One of these organisations, the International Energy Agency, has previously argued that lowering speed limits, banning car use in cities on Sunday and pushing for people to work from home could be used to curb reliance on Russian imports.
“Car-free Sundays were introduced in countries such as Switzerland, the Netherlands and West Germany during the 1973 oil crisis,” a report by the World Economic Forum on the 10-point plan read. ” Cities in other countries have used them more recently to promote public health.”
The IEA report also argues that cars should be banned from certain roads on alternating days, and that the use of high-speed trains, as opposed to air travel, should be encouraged in the hopes of getting commuters to switch to more efficient methods of long-distance travel.
While the organisation argues that these recommendations should be implemented to help the West fight Russia, the group also admits that the Climate Change agenda also plays a role in the heavy focus on reducing oil usage.
“Looking further ahead, this report also suggests a path for countries to put oil demand into structural decline in the medium term, building on measures already included in economic recovery packages introduced to deal with the impacts of the Covid-19 pandemic,” the report reads.
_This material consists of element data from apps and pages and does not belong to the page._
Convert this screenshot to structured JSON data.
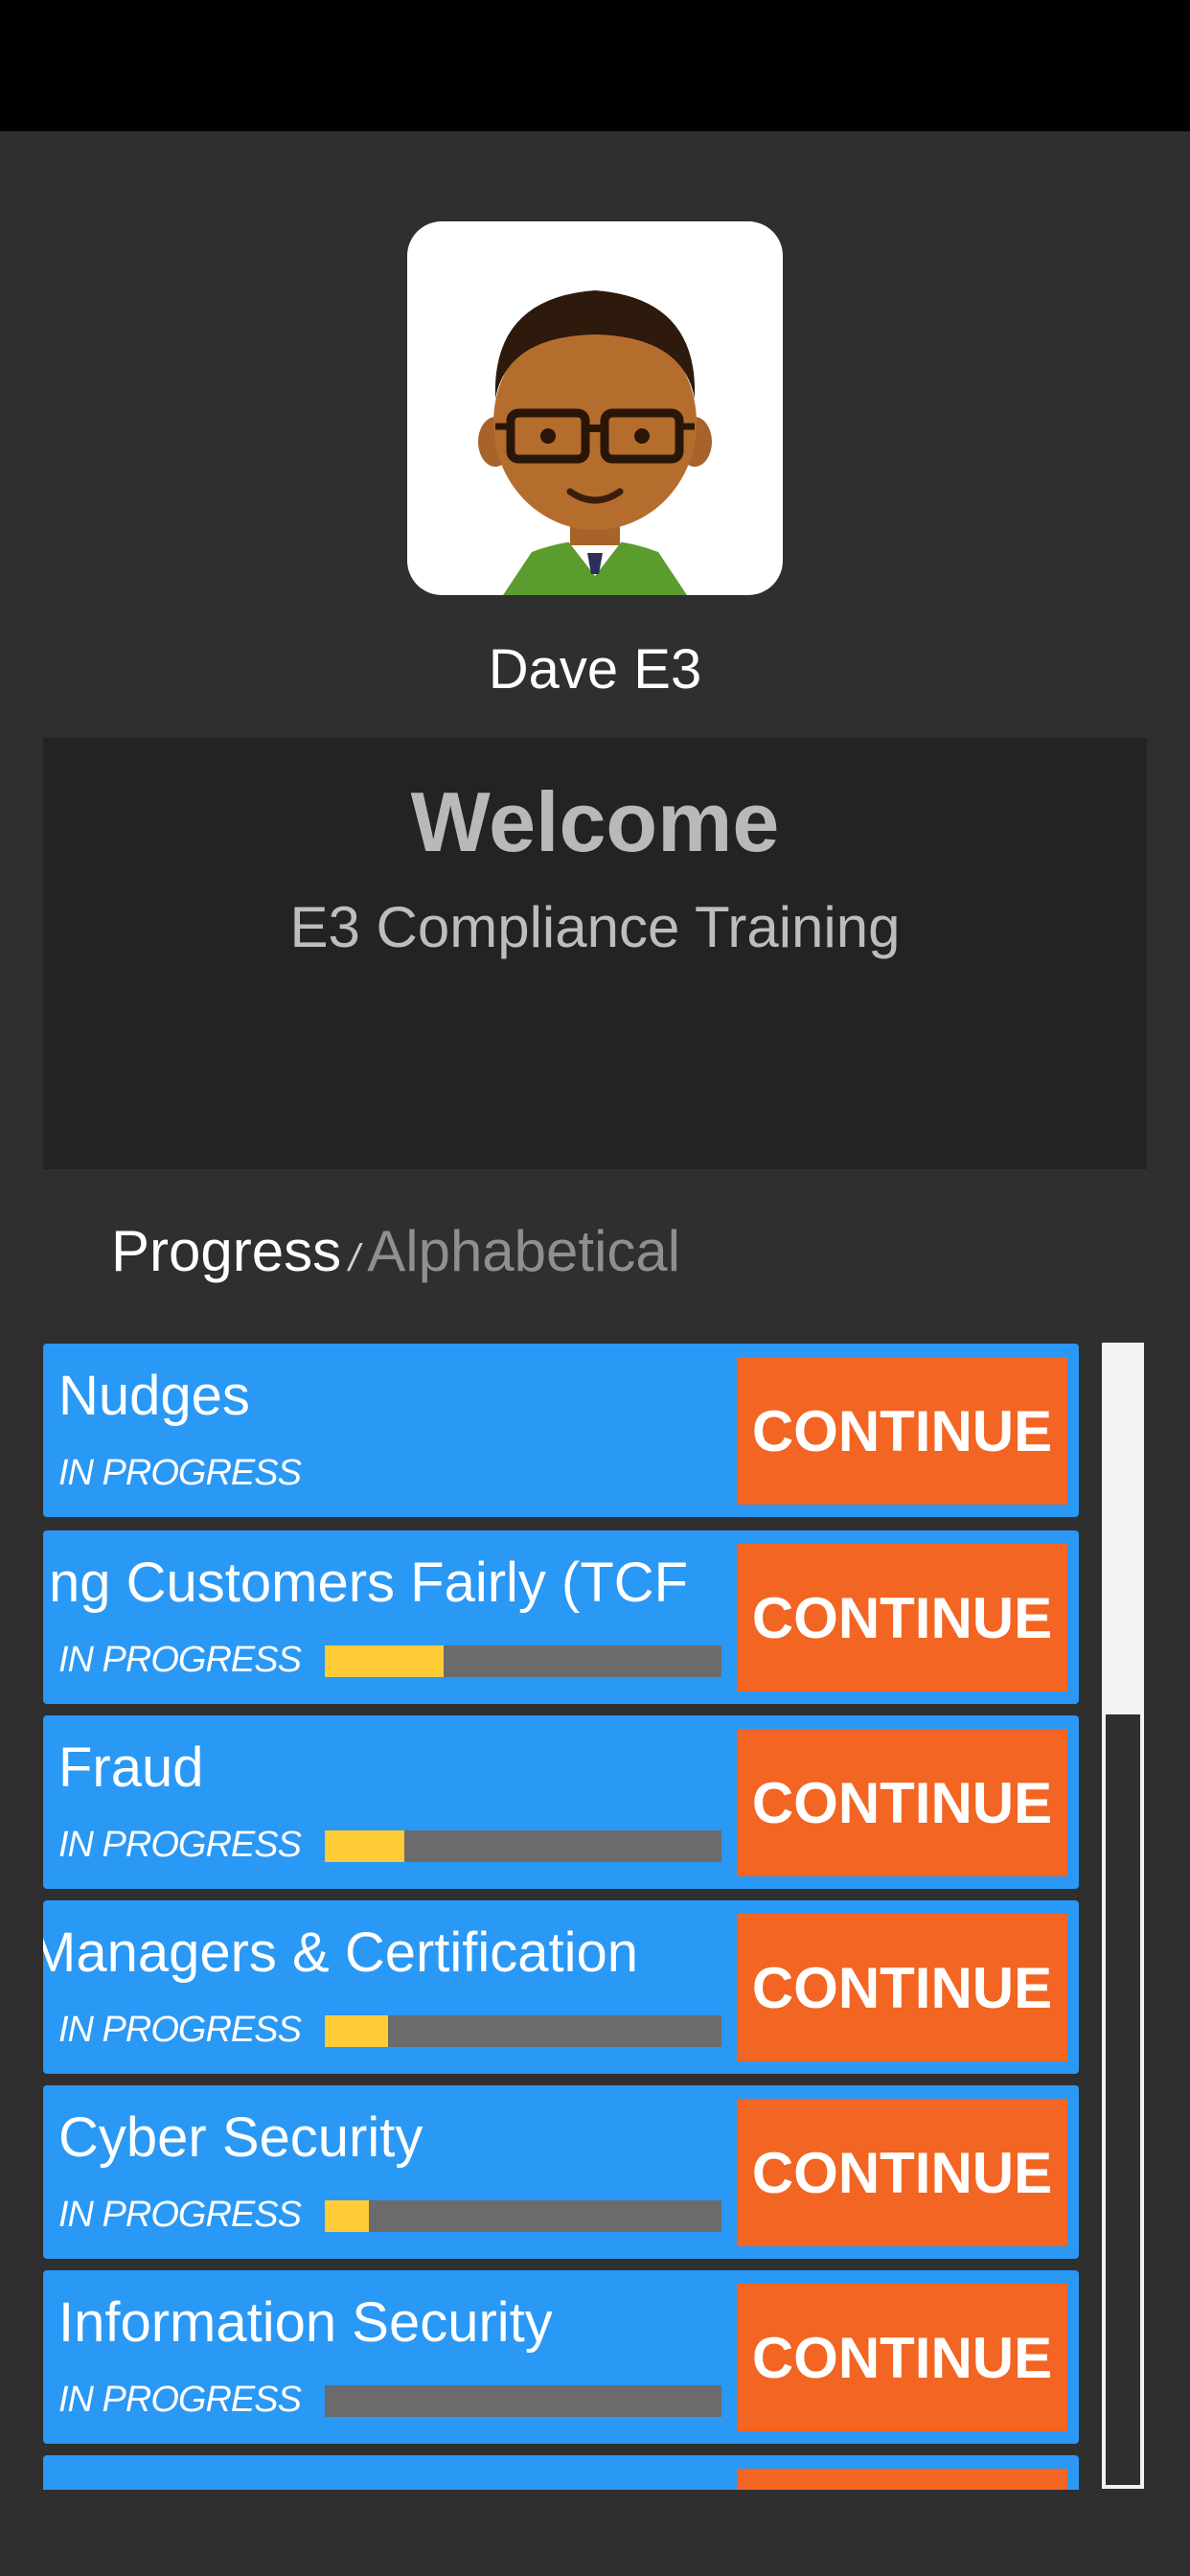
{
  "user": {
    "name": "Dave E3"
  },
  "welcome": {
    "title": "Welcome",
    "subtitle": "E3 Compliance Training"
  },
  "sort": {
    "active_label": "Progress",
    "separator": "/",
    "inactive_label": "Alphabetical"
  },
  "courses": [
    {
      "title": "Nudges",
      "status": "IN PROGRESS",
      "progress": null,
      "button": "CONTINUE"
    },
    {
      "title": "ng Customers Fairly (TCF",
      "status": "IN PROGRESS",
      "progress": 0.3,
      "button": "CONTINUE"
    },
    {
      "title": "Fraud",
      "status": "IN PROGRESS",
      "progress": 0.2,
      "button": "CONTINUE"
    },
    {
      "title": "Managers & Certification",
      "status": "IN PROGRESS",
      "progress": 0.16,
      "button": "CONTINUE"
    },
    {
      "title": "Cyber Security",
      "status": "IN PROGRESS",
      "progress": 0.11,
      "button": "CONTINUE"
    },
    {
      "title": "Information Security",
      "status": "IN PROGRESS",
      "progress": 0.0,
      "button": "CONTINUE"
    }
  ],
  "colors": {
    "card": "#2a98f5",
    "button": "#f26522",
    "progress_fill": "#ffcb37",
    "progress_track": "#6b6b6b"
  },
  "icons": {
    "avatar": "avatar-cartoon-man-glasses"
  }
}
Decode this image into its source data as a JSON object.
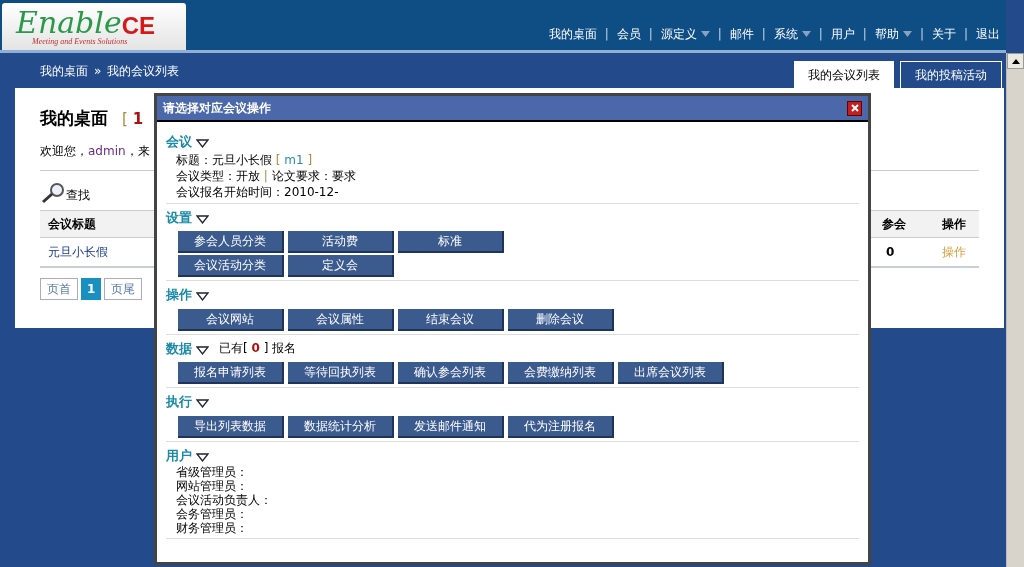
{
  "header": {
    "logo": {
      "name": "Enable",
      "accent": "CE",
      "tagline": "Meeting and Events Solutions"
    },
    "nav": [
      {
        "label": "我的桌面",
        "dropdown": false
      },
      {
        "label": "会员",
        "dropdown": false
      },
      {
        "label": "源定义",
        "dropdown": true
      },
      {
        "label": "邮件",
        "dropdown": false
      },
      {
        "label": "系统",
        "dropdown": true
      },
      {
        "label": "用户",
        "dropdown": false
      },
      {
        "label": "帮助",
        "dropdown": true
      },
      {
        "label": "关于",
        "dropdown": false
      },
      {
        "label": "退出",
        "dropdown": false
      }
    ],
    "nav_separator": "|"
  },
  "breadcrumb": {
    "items": [
      "我的桌面",
      "我的会议列表"
    ],
    "separator": "»"
  },
  "tabs": [
    {
      "label": "我的会议列表",
      "selected": true
    },
    {
      "label": "我的投稿活动",
      "selected": false
    }
  ],
  "panel": {
    "title": "我的桌面",
    "title_note": [
      {
        "text": "[ ",
        "kind": "bracket"
      },
      {
        "text": "1",
        "kind": "count"
      }
    ],
    "welcome": [
      {
        "text": "欢迎您，",
        "kind": "text"
      },
      {
        "text": "admin",
        "kind": "user"
      },
      {
        "text": "，来",
        "kind": "text"
      }
    ],
    "search": "查找",
    "table": {
      "columns": [
        "会议标题",
        "参会",
        "操作"
      ],
      "rows": [
        {
          "title": "元旦小长假",
          "count": "0",
          "action": "操作"
        }
      ]
    },
    "pagination": [
      {
        "label": "页首",
        "selected": false
      },
      {
        "label": "1",
        "selected": true
      },
      {
        "label": "页尾",
        "selected": false
      }
    ]
  },
  "dialog": {
    "title": "请选择对应会议操作",
    "sections": [
      {
        "kind": "info",
        "title": "会议",
        "lines": [
          [
            {
              "text": "标题：元旦小长假 ",
              "kind": "text"
            },
            {
              "text": "[ ",
              "kind": "bracket"
            },
            {
              "text": "m1",
              "kind": "link"
            },
            {
              "text": " ]",
              "kind": "bracket"
            }
          ],
          [
            {
              "text": "会议类型：开放 ",
              "kind": "text"
            },
            {
              "text": " | ",
              "kind": "bracket"
            },
            {
              "text": " 论文要求：要求",
              "kind": "text"
            }
          ],
          [
            {
              "text": "会议报名开始时间：2010-12-",
              "kind": "text"
            }
          ]
        ]
      },
      {
        "kind": "buttons",
        "title": "设置",
        "rows": [
          [
            "参会人员分类",
            "活动费",
            "标准"
          ],
          [
            "会议活动分类",
            "定义会"
          ]
        ]
      },
      {
        "kind": "buttons",
        "title": "操作",
        "rows": [
          [
            "会议网站",
            "会议属性",
            "结束会议",
            "删除会议"
          ]
        ]
      },
      {
        "kind": "buttons",
        "title": "数据",
        "note": [
          {
            "text": "已有[ ",
            "kind": "text"
          },
          {
            "text": "0",
            "kind": "count"
          },
          {
            "text": " ] 报名",
            "kind": "text"
          }
        ],
        "rows": [
          [
            "报名申请列表",
            "等待回执列表",
            "确认参会列表",
            "会费缴纳列表",
            "出席会议列表"
          ]
        ]
      },
      {
        "kind": "buttons",
        "title": "执行",
        "rows": [
          [
            "导出列表数据",
            "数据统计分析",
            "发送邮件通知",
            "代为注册报名"
          ]
        ]
      },
      {
        "kind": "people",
        "title": "用户",
        "lines": [
          "省级管理员：",
          "网站管理员：",
          "会议活动负责人：",
          "会务管理员：",
          "财务管理员："
        ]
      }
    ]
  }
}
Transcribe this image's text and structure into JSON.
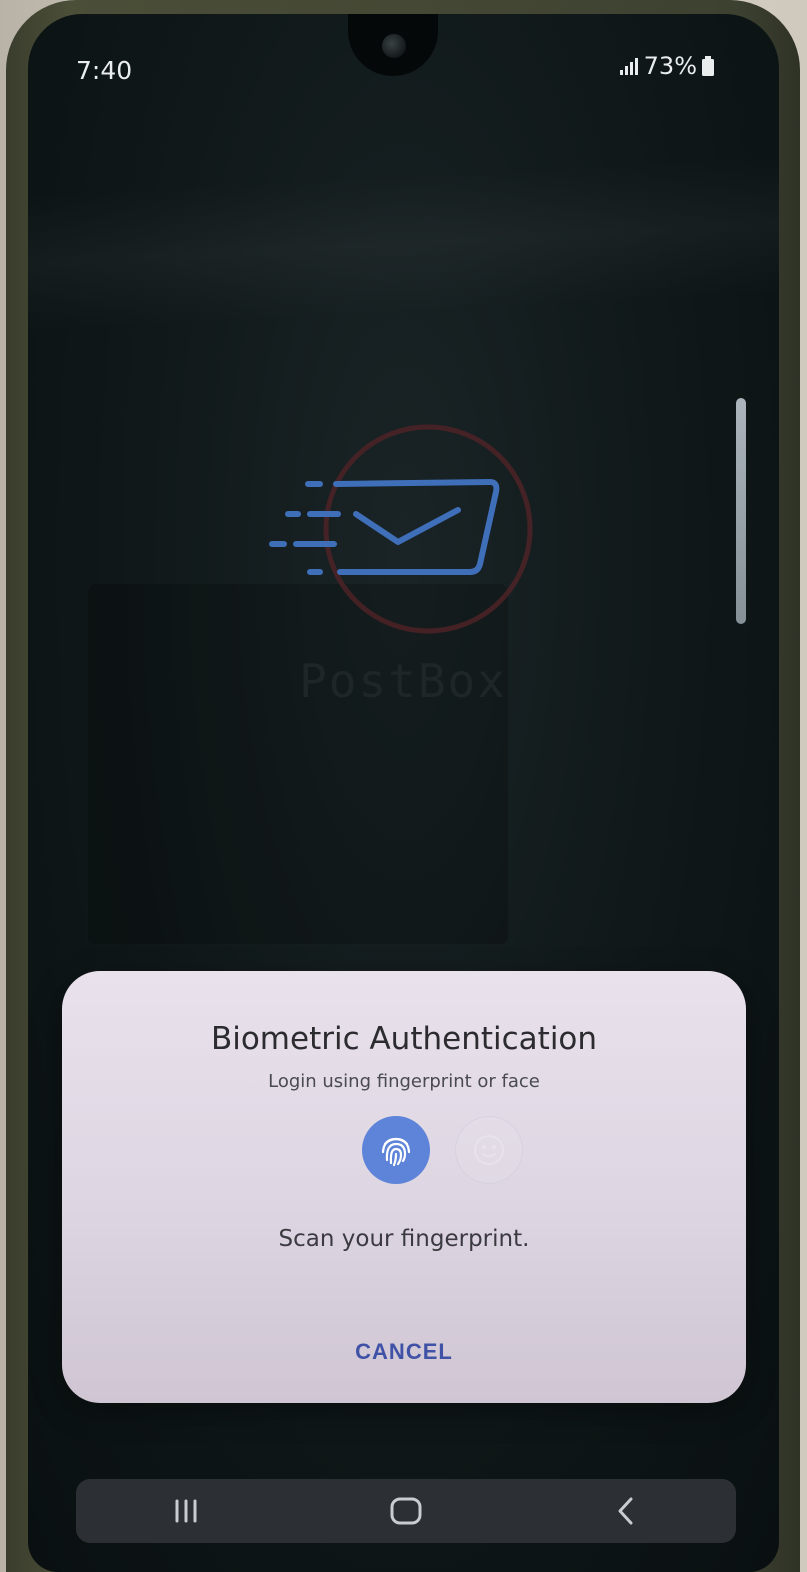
{
  "status_bar": {
    "time": "7:40",
    "battery_percent": "73%",
    "signal_icon": "signal-bars-icon",
    "battery_icon": "battery-icon"
  },
  "app": {
    "brand_name": "PostBox",
    "logo_icon": "envelope-speed-icon",
    "logo_colors": {
      "envelope": "#3f6fb8",
      "ring": "#5a2a2e"
    }
  },
  "biometric_dialog": {
    "title": "Biometric Authentication",
    "subtitle": "Login using fingerprint or face",
    "methods": [
      {
        "icon": "fingerprint-icon",
        "selected": true
      },
      {
        "icon": "face-icon",
        "selected": false
      }
    ],
    "message": "Scan your fingerprint.",
    "cancel_label": "CANCEL",
    "accent_color": "#5d84d8"
  },
  "nav_bar": {
    "recents_icon": "recents-icon",
    "home_icon": "home-icon",
    "back_icon": "back-icon"
  }
}
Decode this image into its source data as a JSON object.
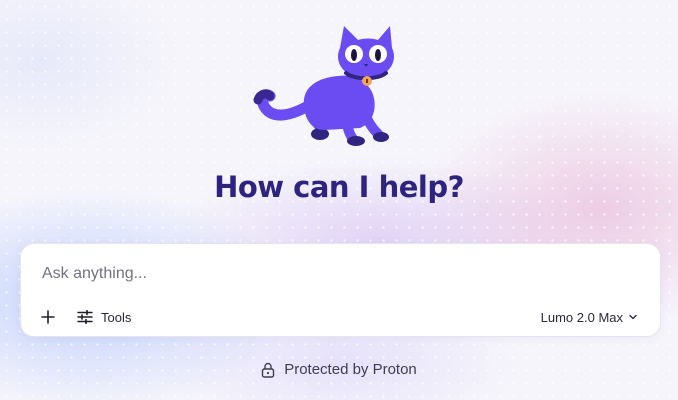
{
  "header": {
    "title": "How can I help?"
  },
  "composer": {
    "placeholder": "Ask anything...",
    "value": "",
    "add_icon": "plus-icon",
    "tools_label": "Tools",
    "tools_icon": "sliders-icon",
    "model_label": "Lumo 2.0 Max",
    "model_icon": "chevron-down-icon"
  },
  "footer": {
    "text": "Protected by Proton",
    "icon": "lock-icon"
  },
  "colors": {
    "accent": "#6d4aff",
    "title": "#2e2480",
    "background": "#f6f5fb"
  }
}
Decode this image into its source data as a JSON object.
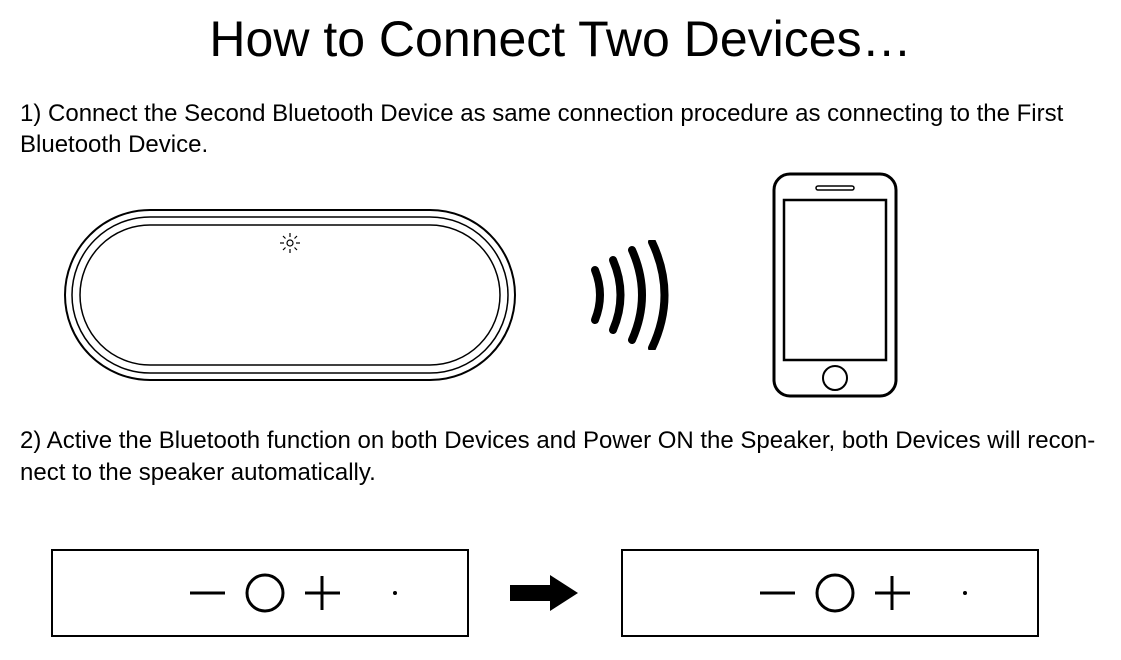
{
  "title": "How to Connect Two Devices…",
  "step1": "1) Connect the Second Bluetooth Device as same connection procedure as connecting to the First Bluetooth Device.",
  "step2": "2) Active the Bluetooth function on both Devices and Power ON the Speaker, both Devices will recon-nect to the speaker automatically."
}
“Adopting the immediate and longer-term recommendations would put the countries on track for a decline in oil demand consistent with what is required to reach net zero emissions by 2050,” it goes on to say.